- _Exercise goal_:
Return all lines of the listing below that carry the word "JSON".

- _The data_:
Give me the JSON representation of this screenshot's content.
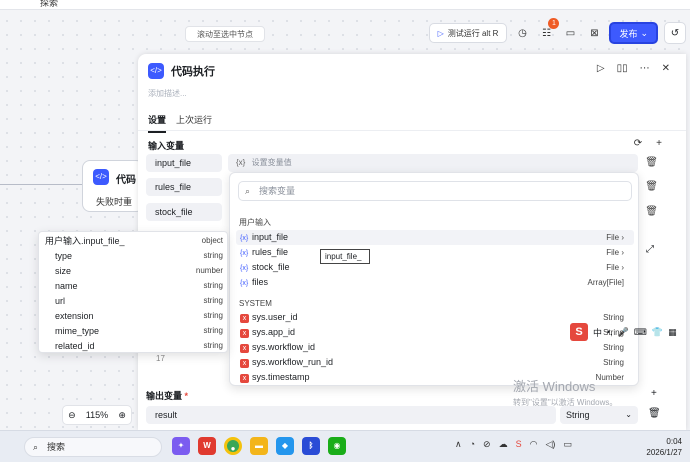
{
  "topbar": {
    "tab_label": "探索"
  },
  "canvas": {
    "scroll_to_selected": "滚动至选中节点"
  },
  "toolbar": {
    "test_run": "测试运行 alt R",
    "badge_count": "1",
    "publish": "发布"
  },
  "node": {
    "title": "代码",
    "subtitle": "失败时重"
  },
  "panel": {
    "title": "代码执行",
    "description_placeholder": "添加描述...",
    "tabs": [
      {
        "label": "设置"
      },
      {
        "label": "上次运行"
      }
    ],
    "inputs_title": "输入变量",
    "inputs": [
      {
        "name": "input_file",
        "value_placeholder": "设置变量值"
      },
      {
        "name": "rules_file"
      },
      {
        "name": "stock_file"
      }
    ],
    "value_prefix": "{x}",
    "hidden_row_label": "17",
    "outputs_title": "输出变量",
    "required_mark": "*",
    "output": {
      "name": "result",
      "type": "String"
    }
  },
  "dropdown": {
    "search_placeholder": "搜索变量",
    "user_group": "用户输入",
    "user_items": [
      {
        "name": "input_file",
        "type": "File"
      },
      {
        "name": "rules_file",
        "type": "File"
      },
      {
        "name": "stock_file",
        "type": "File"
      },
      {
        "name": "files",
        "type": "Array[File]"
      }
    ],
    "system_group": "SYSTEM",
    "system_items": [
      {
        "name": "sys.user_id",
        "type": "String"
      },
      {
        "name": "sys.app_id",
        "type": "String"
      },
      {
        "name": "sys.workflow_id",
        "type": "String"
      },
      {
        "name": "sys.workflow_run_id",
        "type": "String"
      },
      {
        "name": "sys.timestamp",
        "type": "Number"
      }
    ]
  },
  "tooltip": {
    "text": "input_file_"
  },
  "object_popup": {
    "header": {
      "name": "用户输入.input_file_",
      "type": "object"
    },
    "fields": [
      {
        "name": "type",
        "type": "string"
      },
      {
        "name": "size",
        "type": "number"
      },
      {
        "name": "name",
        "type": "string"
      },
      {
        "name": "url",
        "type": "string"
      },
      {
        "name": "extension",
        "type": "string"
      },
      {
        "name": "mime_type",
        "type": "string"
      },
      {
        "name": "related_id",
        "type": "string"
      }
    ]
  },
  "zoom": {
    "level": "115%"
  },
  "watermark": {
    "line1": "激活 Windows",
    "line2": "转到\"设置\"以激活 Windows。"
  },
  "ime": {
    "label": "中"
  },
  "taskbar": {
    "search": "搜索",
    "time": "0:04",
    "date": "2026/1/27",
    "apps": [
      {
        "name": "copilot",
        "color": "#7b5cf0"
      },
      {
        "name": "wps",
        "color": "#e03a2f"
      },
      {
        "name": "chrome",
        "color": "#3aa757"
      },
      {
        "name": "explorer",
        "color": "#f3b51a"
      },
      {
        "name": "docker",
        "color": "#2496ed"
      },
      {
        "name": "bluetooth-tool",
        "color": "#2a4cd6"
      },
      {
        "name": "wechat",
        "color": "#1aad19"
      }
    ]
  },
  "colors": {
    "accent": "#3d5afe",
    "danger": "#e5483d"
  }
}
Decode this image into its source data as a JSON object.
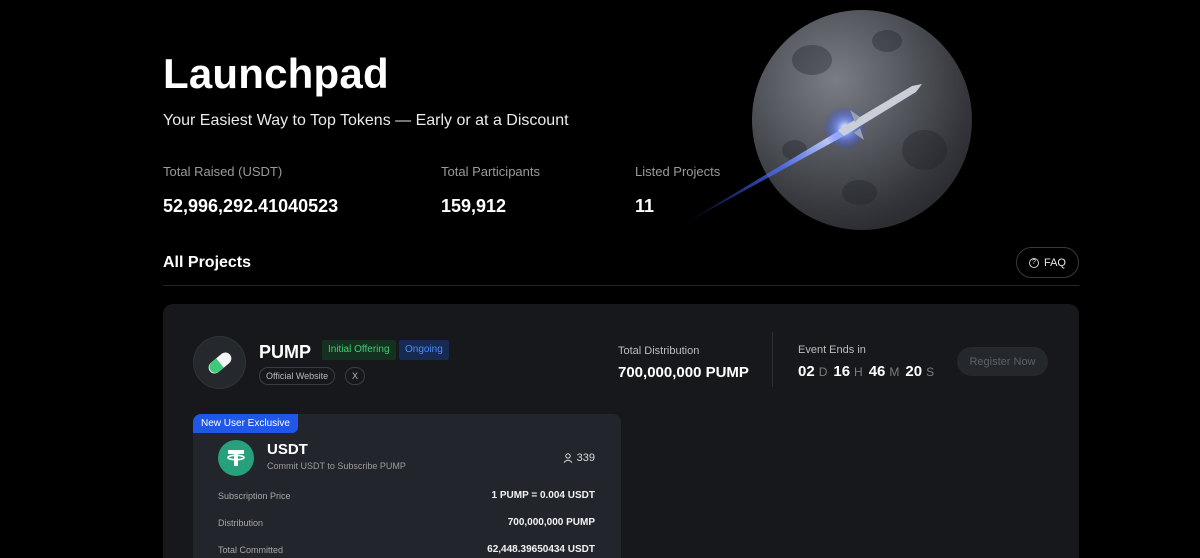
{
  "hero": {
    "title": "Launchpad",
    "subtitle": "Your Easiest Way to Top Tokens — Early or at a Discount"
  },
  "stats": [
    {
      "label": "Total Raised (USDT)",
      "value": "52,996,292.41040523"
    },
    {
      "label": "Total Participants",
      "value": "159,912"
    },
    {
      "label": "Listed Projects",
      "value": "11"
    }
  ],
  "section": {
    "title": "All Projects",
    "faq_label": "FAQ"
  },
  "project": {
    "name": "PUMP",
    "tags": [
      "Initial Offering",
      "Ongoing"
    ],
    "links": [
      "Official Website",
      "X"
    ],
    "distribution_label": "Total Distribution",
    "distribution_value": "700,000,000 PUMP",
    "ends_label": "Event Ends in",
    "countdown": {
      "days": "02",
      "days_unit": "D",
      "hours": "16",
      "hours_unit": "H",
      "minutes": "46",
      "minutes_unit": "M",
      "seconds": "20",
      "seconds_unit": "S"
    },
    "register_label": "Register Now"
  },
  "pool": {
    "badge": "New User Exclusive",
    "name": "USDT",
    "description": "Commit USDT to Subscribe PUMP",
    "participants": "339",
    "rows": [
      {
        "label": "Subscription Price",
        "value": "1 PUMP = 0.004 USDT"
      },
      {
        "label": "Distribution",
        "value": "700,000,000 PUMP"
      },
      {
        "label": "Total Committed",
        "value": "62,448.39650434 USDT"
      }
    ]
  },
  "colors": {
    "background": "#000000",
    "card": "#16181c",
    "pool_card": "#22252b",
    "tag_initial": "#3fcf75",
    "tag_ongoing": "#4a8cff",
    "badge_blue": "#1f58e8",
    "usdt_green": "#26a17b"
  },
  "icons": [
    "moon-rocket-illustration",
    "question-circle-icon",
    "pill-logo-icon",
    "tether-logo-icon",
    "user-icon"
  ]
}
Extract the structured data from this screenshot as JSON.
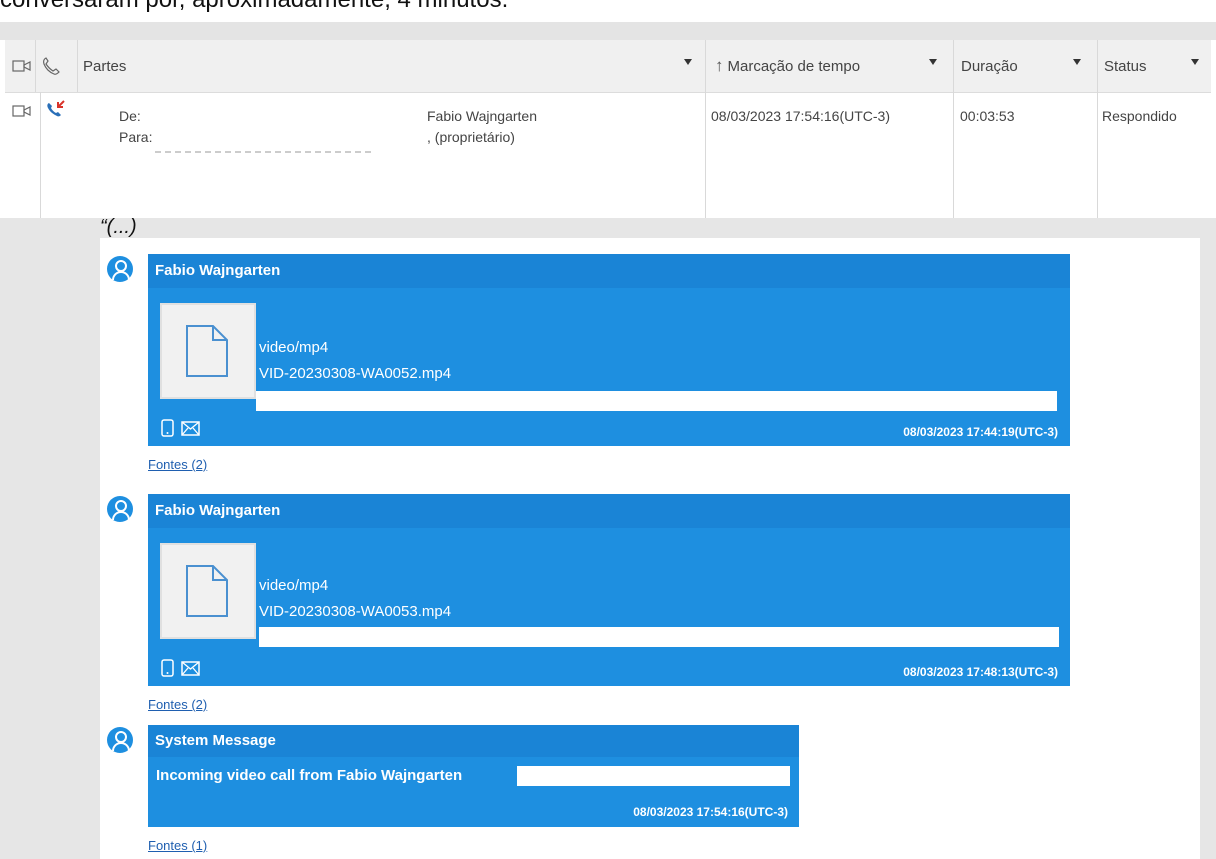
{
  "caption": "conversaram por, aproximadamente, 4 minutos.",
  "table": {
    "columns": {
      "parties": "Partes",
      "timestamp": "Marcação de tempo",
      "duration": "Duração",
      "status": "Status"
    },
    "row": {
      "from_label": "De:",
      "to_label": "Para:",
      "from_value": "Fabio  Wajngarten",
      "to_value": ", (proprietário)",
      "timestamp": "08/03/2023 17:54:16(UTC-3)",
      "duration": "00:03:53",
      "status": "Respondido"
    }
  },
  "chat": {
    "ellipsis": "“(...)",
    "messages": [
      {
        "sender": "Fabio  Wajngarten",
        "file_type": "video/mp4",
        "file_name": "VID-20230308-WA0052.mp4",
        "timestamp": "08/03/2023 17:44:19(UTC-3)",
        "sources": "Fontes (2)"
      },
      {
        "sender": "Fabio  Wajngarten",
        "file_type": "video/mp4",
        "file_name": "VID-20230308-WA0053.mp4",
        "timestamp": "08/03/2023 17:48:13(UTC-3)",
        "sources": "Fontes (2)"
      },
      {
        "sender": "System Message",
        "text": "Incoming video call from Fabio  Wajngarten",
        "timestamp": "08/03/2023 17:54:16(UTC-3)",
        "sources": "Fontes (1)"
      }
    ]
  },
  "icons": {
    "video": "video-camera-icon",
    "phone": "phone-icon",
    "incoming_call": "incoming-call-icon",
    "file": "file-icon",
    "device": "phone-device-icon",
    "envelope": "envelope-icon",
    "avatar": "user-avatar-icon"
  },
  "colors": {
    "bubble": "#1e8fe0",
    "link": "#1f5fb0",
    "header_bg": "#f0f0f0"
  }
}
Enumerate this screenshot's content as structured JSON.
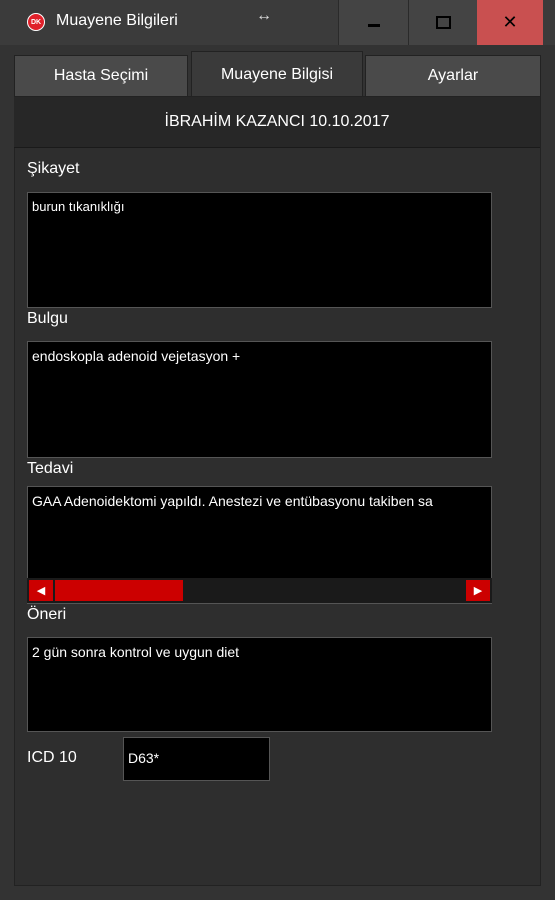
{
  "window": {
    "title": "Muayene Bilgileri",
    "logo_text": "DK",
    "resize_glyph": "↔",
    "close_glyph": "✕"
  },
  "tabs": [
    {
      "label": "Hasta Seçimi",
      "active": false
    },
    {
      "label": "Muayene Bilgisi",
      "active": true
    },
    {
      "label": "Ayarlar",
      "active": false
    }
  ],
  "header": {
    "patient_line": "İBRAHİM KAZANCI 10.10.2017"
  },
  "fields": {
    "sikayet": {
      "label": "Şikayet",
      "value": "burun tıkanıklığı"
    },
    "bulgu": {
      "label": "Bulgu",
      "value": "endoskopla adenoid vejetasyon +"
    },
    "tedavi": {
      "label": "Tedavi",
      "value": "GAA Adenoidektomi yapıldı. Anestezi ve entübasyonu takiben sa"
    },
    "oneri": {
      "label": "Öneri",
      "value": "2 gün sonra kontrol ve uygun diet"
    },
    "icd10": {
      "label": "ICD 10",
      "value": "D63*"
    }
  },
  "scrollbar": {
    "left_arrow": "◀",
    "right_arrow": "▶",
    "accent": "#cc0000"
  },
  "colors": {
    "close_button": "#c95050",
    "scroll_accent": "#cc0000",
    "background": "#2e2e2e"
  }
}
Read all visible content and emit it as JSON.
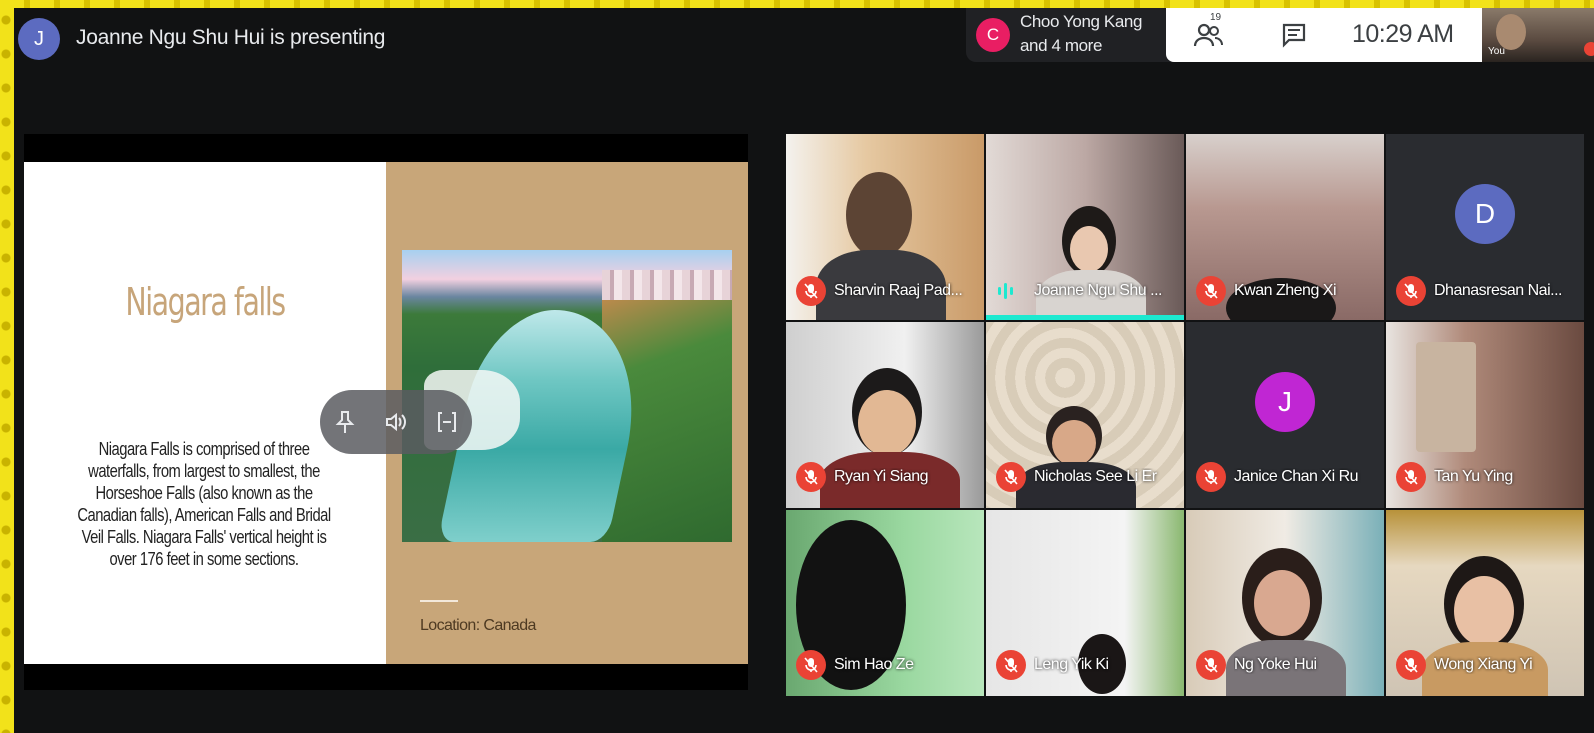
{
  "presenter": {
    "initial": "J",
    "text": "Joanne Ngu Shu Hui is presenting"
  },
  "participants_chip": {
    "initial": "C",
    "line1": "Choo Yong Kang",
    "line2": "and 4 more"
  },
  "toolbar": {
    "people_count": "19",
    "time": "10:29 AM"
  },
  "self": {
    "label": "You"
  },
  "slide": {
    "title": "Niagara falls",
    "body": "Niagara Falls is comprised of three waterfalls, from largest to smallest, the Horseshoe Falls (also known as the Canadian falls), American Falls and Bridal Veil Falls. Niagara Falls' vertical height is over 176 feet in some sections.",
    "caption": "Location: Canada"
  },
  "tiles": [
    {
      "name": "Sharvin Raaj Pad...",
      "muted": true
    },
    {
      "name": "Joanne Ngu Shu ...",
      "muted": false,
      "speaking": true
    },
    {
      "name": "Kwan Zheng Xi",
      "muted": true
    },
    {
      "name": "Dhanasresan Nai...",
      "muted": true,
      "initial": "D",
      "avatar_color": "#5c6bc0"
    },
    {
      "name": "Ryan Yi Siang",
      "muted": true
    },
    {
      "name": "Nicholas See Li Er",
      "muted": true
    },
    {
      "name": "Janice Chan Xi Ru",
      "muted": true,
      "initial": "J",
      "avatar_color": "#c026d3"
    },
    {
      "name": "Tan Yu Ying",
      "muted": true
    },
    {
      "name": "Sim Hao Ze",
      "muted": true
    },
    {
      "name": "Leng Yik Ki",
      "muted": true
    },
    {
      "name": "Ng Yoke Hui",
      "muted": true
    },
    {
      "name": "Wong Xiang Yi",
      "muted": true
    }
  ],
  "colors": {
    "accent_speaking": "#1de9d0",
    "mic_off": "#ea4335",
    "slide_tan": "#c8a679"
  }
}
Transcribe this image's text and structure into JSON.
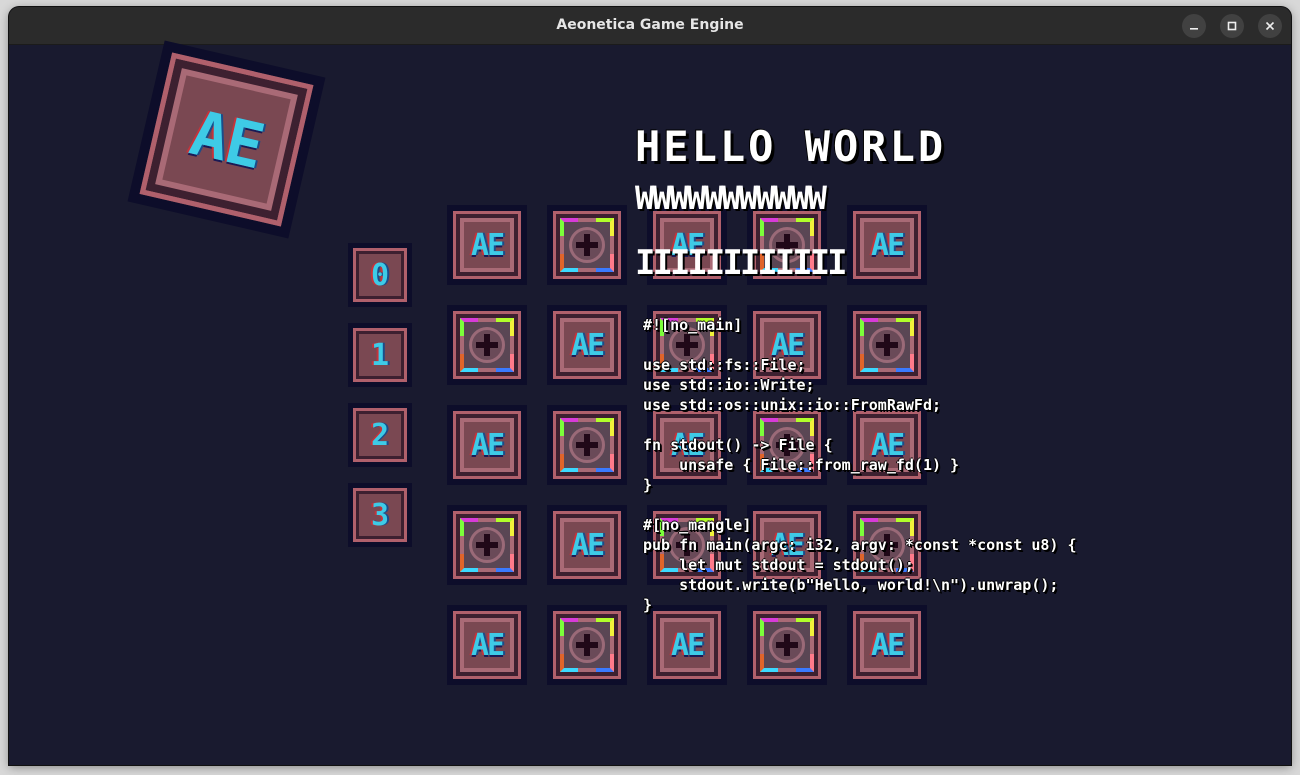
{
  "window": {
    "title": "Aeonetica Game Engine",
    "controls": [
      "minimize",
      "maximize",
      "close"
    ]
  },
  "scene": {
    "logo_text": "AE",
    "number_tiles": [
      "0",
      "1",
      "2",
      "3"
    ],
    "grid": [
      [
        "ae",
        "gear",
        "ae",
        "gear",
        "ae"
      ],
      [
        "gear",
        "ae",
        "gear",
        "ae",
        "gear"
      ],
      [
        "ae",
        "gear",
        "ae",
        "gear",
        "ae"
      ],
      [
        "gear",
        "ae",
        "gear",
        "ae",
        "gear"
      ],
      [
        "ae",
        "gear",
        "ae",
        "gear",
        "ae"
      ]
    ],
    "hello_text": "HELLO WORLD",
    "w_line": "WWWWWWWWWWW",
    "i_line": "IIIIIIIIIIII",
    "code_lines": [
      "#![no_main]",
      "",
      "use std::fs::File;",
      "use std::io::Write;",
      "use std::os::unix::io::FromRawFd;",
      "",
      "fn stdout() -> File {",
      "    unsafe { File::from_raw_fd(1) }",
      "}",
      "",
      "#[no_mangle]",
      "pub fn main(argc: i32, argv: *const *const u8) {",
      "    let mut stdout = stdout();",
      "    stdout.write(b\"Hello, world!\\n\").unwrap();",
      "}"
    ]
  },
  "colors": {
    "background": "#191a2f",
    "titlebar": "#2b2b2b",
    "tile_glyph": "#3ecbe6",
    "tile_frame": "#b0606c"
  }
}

- _Result of this exercise_:
Give me the JSON representation of this screenshot's content.
Decode this image into its source data as a JSON object.
Extract the structured data from this screenshot as JSON.
Enumerate this screenshot's content as structured JSON.
Read all visible content and emit it as JSON.
Transcribe this image's text and structure into JSON.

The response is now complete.